- _Try it_
Read through the lines below for the string "remaining" and copy each one that has it.

*** Data extract Section Begins ***

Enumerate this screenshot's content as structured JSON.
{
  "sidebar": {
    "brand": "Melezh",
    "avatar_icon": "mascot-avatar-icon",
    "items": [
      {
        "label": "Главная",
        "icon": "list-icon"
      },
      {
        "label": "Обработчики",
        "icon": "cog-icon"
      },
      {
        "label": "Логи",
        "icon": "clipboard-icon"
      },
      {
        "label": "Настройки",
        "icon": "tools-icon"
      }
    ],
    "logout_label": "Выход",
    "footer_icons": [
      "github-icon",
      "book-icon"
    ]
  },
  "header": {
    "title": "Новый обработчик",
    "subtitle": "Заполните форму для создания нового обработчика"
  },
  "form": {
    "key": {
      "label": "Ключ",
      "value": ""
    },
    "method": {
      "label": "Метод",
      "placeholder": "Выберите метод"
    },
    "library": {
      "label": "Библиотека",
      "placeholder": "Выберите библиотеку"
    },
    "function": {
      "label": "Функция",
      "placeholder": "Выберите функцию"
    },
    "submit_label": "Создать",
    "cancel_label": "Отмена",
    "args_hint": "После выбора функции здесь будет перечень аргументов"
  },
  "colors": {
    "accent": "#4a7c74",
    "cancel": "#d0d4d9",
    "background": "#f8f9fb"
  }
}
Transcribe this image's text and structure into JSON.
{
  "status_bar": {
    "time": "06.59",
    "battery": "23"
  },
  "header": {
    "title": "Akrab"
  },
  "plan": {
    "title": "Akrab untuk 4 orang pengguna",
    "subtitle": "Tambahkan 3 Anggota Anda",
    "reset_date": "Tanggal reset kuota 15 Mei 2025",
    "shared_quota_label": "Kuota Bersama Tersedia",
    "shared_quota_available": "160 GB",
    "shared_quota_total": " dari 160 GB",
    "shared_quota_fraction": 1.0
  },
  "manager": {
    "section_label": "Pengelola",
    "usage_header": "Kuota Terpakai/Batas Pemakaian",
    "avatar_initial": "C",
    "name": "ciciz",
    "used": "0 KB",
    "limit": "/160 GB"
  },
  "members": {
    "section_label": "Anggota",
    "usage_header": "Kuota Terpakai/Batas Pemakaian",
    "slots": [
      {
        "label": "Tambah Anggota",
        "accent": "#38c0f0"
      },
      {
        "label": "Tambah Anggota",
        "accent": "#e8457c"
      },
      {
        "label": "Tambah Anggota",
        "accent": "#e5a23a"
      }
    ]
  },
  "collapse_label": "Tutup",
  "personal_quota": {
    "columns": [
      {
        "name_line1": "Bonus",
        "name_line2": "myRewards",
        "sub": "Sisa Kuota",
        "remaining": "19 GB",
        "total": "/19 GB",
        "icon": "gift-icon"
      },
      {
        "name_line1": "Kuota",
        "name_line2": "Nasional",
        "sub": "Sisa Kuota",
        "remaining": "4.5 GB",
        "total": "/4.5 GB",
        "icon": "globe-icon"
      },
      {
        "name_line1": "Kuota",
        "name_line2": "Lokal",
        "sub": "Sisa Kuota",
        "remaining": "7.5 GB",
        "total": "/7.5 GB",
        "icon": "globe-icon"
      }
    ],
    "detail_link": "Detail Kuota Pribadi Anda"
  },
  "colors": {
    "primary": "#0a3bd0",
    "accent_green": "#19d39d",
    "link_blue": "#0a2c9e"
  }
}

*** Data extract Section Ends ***

- _Solution for this problem_
        "remaining": "19 GB",
        "remaining": "4.5 GB",
        "remaining": "7.5 GB",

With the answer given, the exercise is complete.